Posted in Business and Corporate, Labor and Employment Law

By Edward Warner

On Monday June 30, 2014, the Supreme Court ruled that requiring family owned corporations to pay for insurance coverage for contraception under the Affordable Care Act (“ACA”) violated a federal law protecting religious freedom. As noted in my previous entry, the contraception coverage requirement was challenged by corporations whose owners claimed that they run their businesses according to their faith-based beliefs. The parties to the case engaged in heated oral arguments before the Court in late March of this year. The Court’s ruling in favor of Hobby Lobby signifies an important shift in corporate rights. As Justice Ruth Bader Ginsburg asserted in the dissent, this ruling could apply to numerous commercial enterprises and countless laws. Questions abound as companies try to make sense of this sensationalized decision.

What does this ruling mean in plain English?

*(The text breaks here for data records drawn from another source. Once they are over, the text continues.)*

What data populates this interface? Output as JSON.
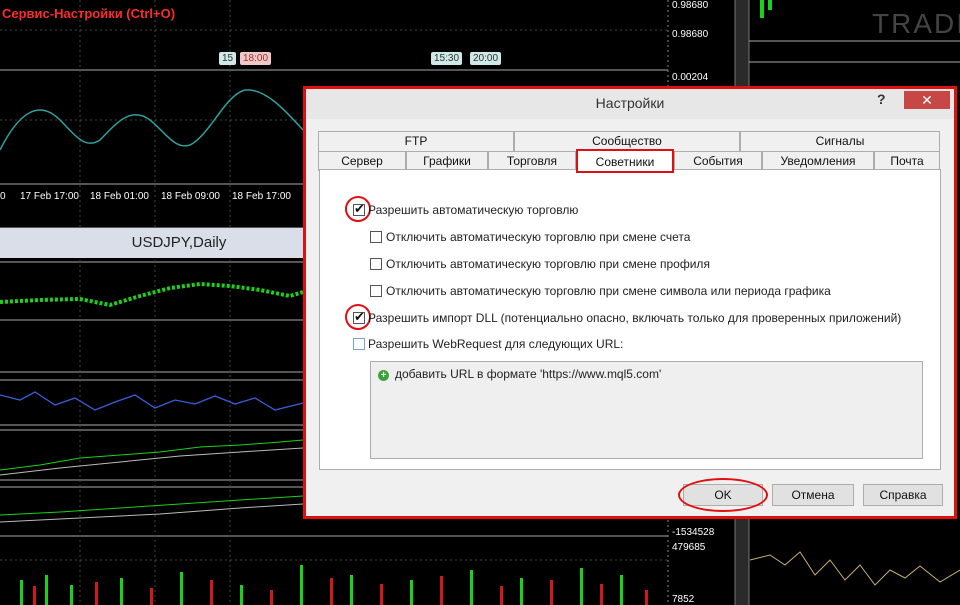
{
  "caption": "Сервис-Настройки (Ctrl+O)",
  "chart": {
    "prices": [
      "0.98680",
      "0.00204",
      "-1534528",
      "479685",
      "7852"
    ],
    "top_partial_price": "0.98680",
    "time_labels": [
      "17 Feb 17:00",
      "18 Feb 01:00",
      "18 Feb 09:00",
      "18 Feb 17:00"
    ],
    "left_partial_time": "0",
    "tags": {
      "t1": "15",
      "t2": "18:00",
      "t3": "15:30",
      "t4": "20:00"
    },
    "symbol_title": "USDJPY,Daily",
    "watermark": "TRADI",
    "colors": {
      "green": "#19d219",
      "blue": "#3a5ed8",
      "red": "#d21919",
      "white": "#ffffff"
    }
  },
  "dialog": {
    "title": "Настройки",
    "help": "?",
    "close": "✕",
    "tabs_row1": [
      "FTP",
      "Сообщество",
      "Сигналы"
    ],
    "tabs_row2": [
      "Сервер",
      "Графики",
      "Торговля",
      "Советники",
      "События",
      "Уведомления",
      "Почта"
    ],
    "active_tab": "Советники",
    "options": [
      {
        "label": "Разрешить автоматическую торговлю",
        "checked": true
      },
      {
        "label": "Отключить автоматическую торговлю при смене счета",
        "checked": false
      },
      {
        "label": "Отключить автоматическую торговлю при смене профиля",
        "checked": false
      },
      {
        "label": "Отключить автоматическую торговлю при смене символа или периода графика",
        "checked": false
      },
      {
        "label": "Разрешить импорт DLL (потенциально опасно, включать только для проверенных приложений)",
        "checked": true
      },
      {
        "label": "Разрешить WebRequest для следующих URL:",
        "checked": false
      }
    ],
    "url_add": "добавить URL в формате 'https://www.mql5.com'",
    "buttons": {
      "ok": "OK",
      "cancel": "Отмена",
      "help": "Справка"
    },
    "accent": "#e01010"
  }
}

The court held that the requirement that the companies provide contraception coverage imposed a substantial burden on the companies’ religious liberties. Put simply, the ACA mandate hindered the companies’ religious freedom. This ruling extends the religious rights of corporations, classifying them as “persons” under the Religious Freedom Restoration Act (“RFRA”).

Does the ruling really apply to all corporations?

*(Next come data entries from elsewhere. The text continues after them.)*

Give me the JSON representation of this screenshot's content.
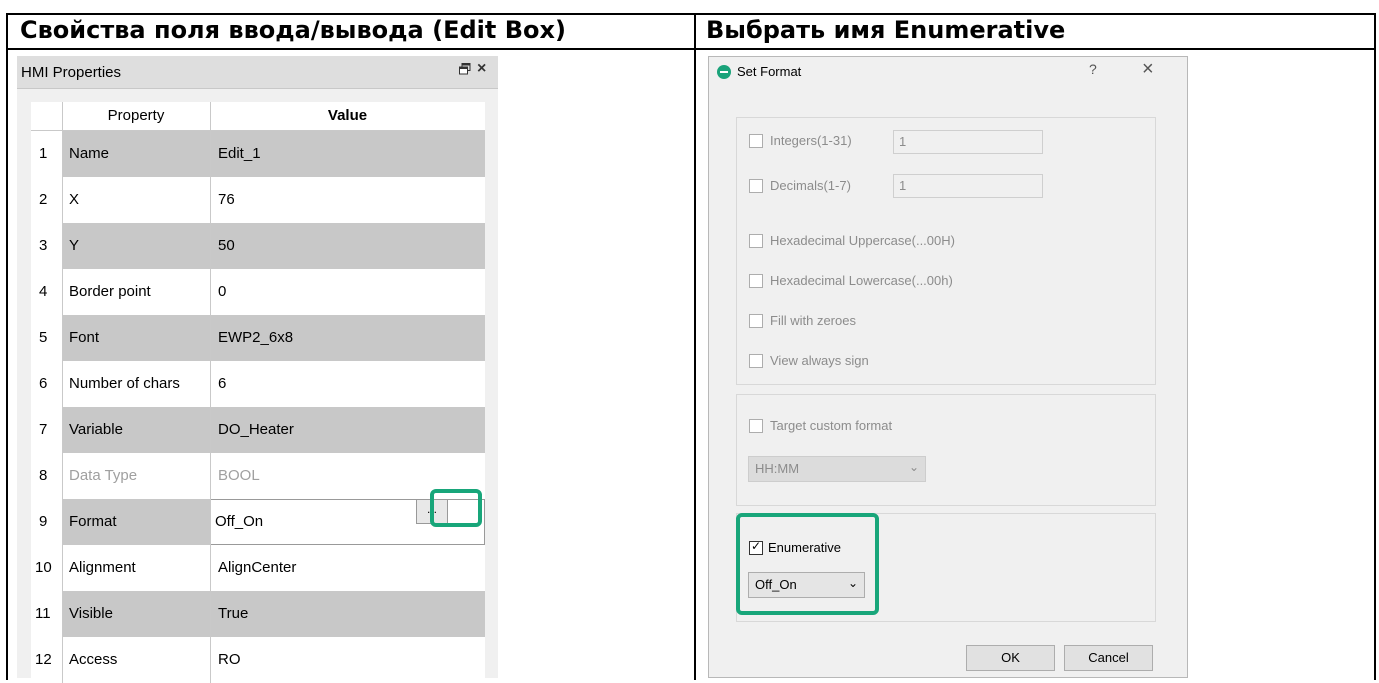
{
  "headers": {
    "left": "Свойства поля ввода/вывода (Edit Box)",
    "right": "Выбрать имя Enumerative"
  },
  "hmi_panel": {
    "title": "HMI Properties",
    "float_icon": "float-window-icon",
    "close_icon": "close-icon",
    "close_glyph": "×",
    "col_property": "Property",
    "col_value": "Value",
    "rows": [
      {
        "num": "1",
        "property": "Name",
        "value": "Edit_1"
      },
      {
        "num": "2",
        "property": "X",
        "value": "76"
      },
      {
        "num": "3",
        "property": "Y",
        "value": "50"
      },
      {
        "num": "4",
        "property": "Border point",
        "value": "0"
      },
      {
        "num": "5",
        "property": "Font",
        "value": "EWP2_6x8"
      },
      {
        "num": "6",
        "property": "Number of chars",
        "value": "6"
      },
      {
        "num": "7",
        "property": "Variable",
        "value": "DO_Heater"
      },
      {
        "num": "8",
        "property": "Data Type",
        "value": "BOOL"
      },
      {
        "num": "9",
        "property": "Format",
        "value": "Off_On"
      },
      {
        "num": "10",
        "property": "Alignment",
        "value": "AlignCenter"
      },
      {
        "num": "11",
        "property": "Visible",
        "value": "True"
      },
      {
        "num": "12",
        "property": "Access",
        "value": "RO"
      }
    ],
    "browse_label": "...",
    "highlight_color": "#18a67a"
  },
  "dialog": {
    "title": "Set Format",
    "help_glyph": "?",
    "close_glyph": "×",
    "integers_label": "Integers(1-31)",
    "integers_value": "1",
    "decimals_label": "Decimals(1-7)",
    "decimals_value": "1",
    "hex_upper_label": "Hexadecimal Uppercase(...00H)",
    "hex_lower_label": "Hexadecimal Lowercase(...00h)",
    "fill_zeroes_label": "Fill with zeroes",
    "view_sign_label": "View always sign",
    "target_custom_label": "Target custom format",
    "custom_format_value": "HH:MM",
    "enumerative_label": "Enumerative",
    "enumerative_checked": true,
    "enumerative_value": "Off_On",
    "ok_label": "OK",
    "cancel_label": "Cancel"
  }
}
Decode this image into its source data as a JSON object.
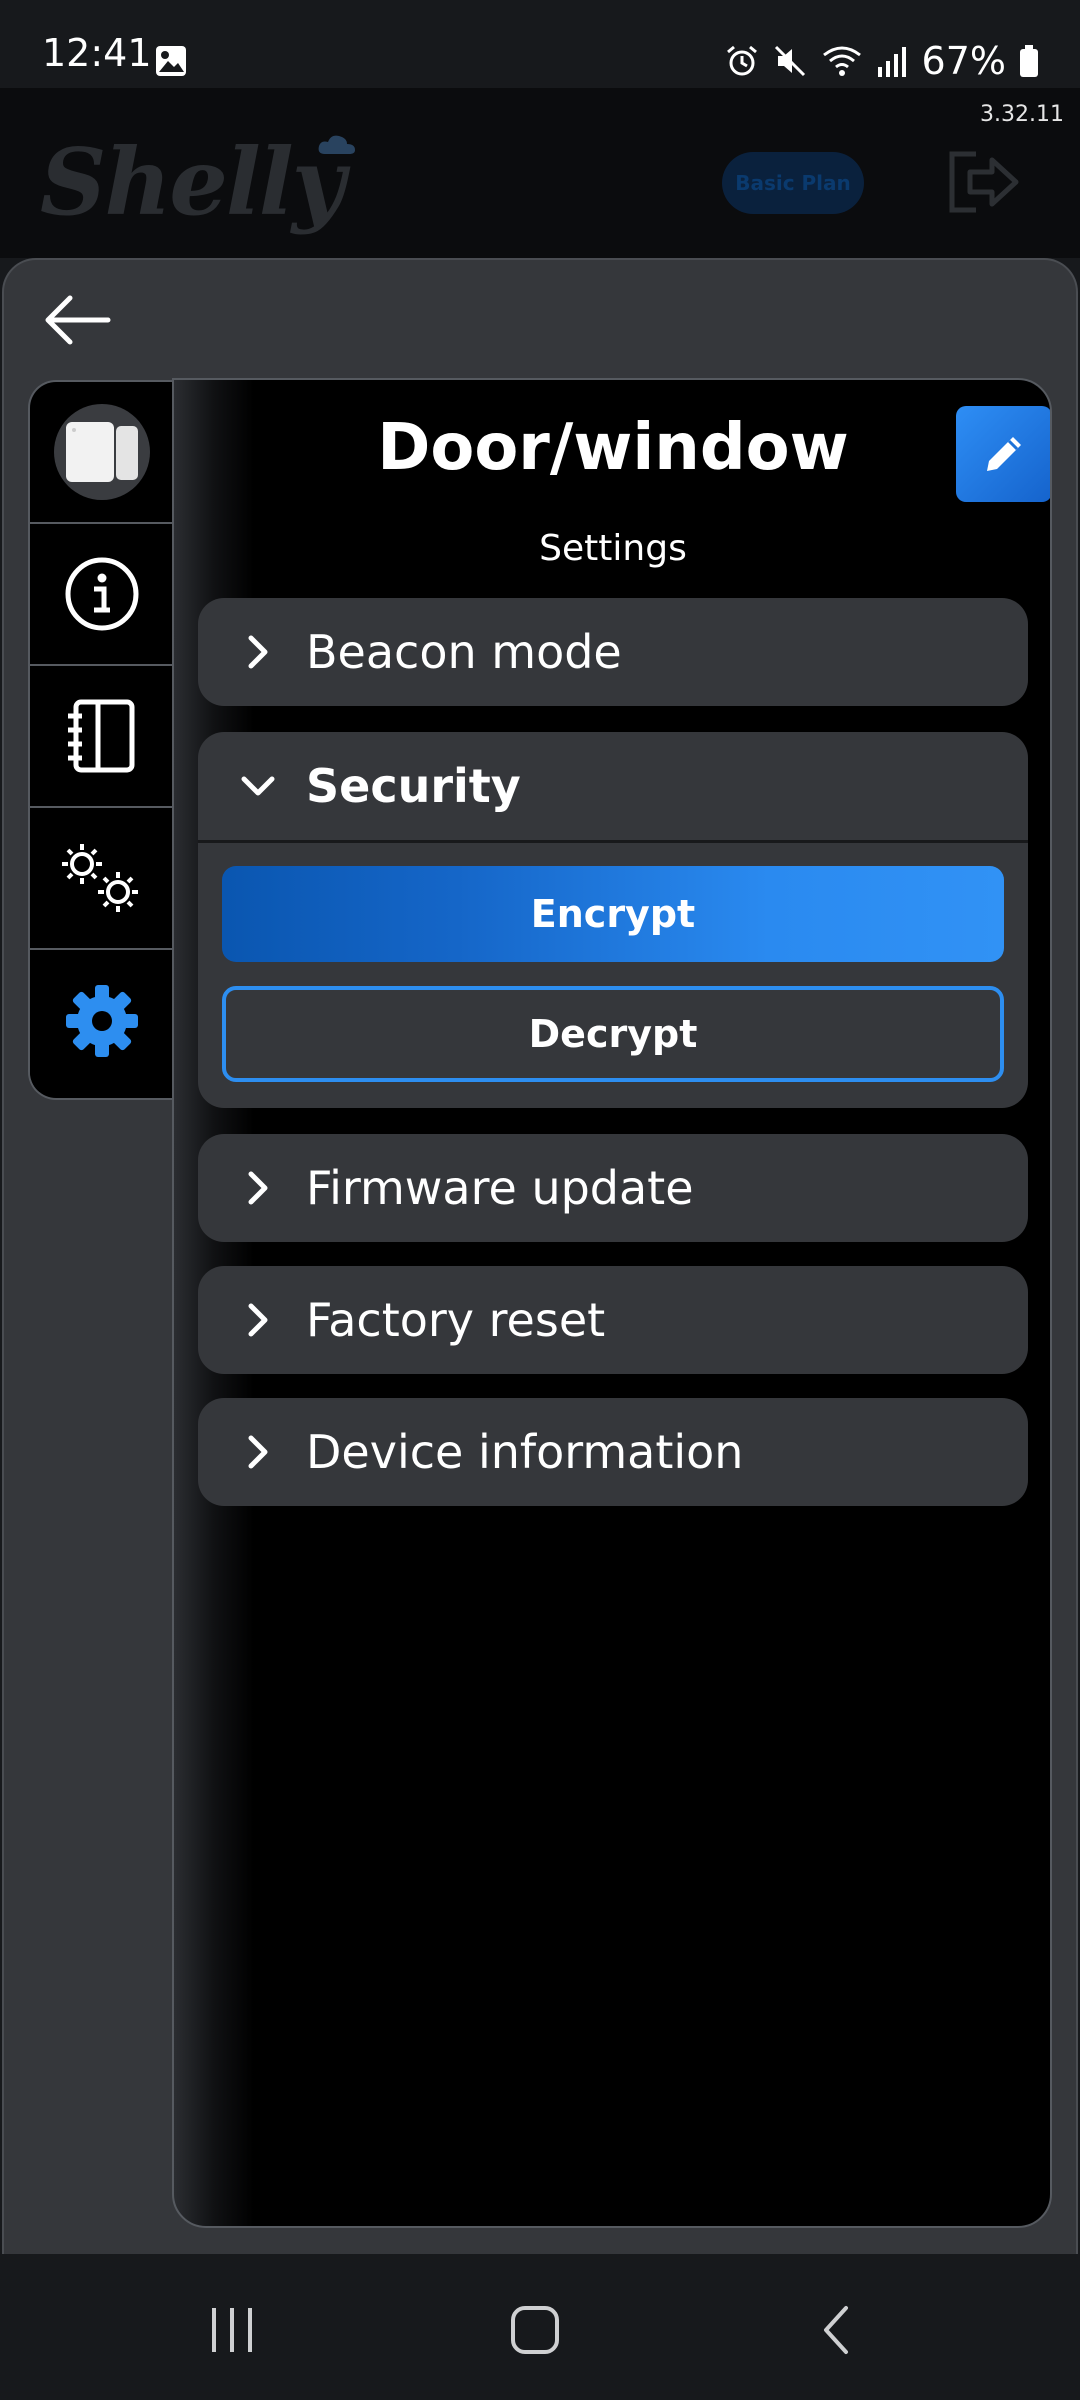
{
  "status_bar": {
    "time": "12:41",
    "battery": "67%",
    "icons": [
      "gallery-icon",
      "alarm-icon",
      "mute-icon",
      "wifi-icon",
      "signal-icon",
      "battery-icon"
    ]
  },
  "app_header": {
    "version": "3.32.11",
    "logo_text": "Shelly",
    "plan_badge": "Basic Plan",
    "logout_icon": "logout-icon"
  },
  "tabs": [
    {
      "name": "device-image",
      "icon": "device-thumbnail",
      "active": false
    },
    {
      "name": "info",
      "icon": "info-icon",
      "active": false
    },
    {
      "name": "log",
      "icon": "notebook-icon",
      "active": false
    },
    {
      "name": "actions",
      "icon": "gears-icon",
      "active": false
    },
    {
      "name": "settings",
      "icon": "gear-icon",
      "active": true
    }
  ],
  "device": {
    "title": "Door/window",
    "subtitle": "Settings"
  },
  "sections": {
    "beacon": "Beacon mode",
    "security": "Security",
    "firmware": "Firmware update",
    "factory": "Factory reset",
    "device_info": "Device information"
  },
  "security": {
    "expanded": true,
    "encrypt_label": "Encrypt",
    "decrypt_label": "Decrypt"
  },
  "colors": {
    "accent": "#2d8ef0",
    "panel": "#35373b",
    "background": "#000000"
  }
}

According to the majority decision, the ruling does not apply to all corporations. The opinion states that the decision only applies to closely held, for profit corporations run on religious principles. Justice Samuel Alito also emphasized that these types of corporations are not necessarily likely to prevail if they object to complying with other laws on religious grounds.

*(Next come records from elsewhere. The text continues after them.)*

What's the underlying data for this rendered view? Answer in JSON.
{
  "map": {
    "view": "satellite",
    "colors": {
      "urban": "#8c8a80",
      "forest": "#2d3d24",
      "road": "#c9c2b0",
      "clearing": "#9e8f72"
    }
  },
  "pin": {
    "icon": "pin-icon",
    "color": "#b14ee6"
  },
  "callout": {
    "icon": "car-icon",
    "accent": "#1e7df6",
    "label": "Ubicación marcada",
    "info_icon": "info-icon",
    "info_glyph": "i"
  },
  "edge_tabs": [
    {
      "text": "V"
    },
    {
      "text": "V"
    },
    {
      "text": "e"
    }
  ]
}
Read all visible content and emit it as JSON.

Why is this ruling relevant to corporations other than Hobby Lobby?

This decision of “startling breadth” may have opened the door to challenges from other corporations. Essentially, despite the limited scope of the ruling, nothing would stop similar corporations from arguing that other laws that burden their religious liberty are unconstitutional. These companies may then seek exemptions from the requirements of these laws. Prior to the decision, Hobby Lobby faced annual fines of hundreds of millions of dollars if it failed to comply with the ACA mandate.

What are the legal implications moving forward?

The Court will one day have to decide clearly whether publicly traded companies and other corporate forms are also protected under RFRA. The ACA mandate has been challenged in at least 50 other cases. Hobby Lobby Stores Inc. is a family owned chain of 500 craft stores with 13,000 employees. This large company made substantial, formal commitments to run the stores according to religious principles years prior to signing on to the lawsuit and winning before the high court. The question remains: will other large corporations try to jump on the proverbial Hobby Lobby bandwagon?

If you wish to view the full Supreme Court opinion, you may do so at the link here.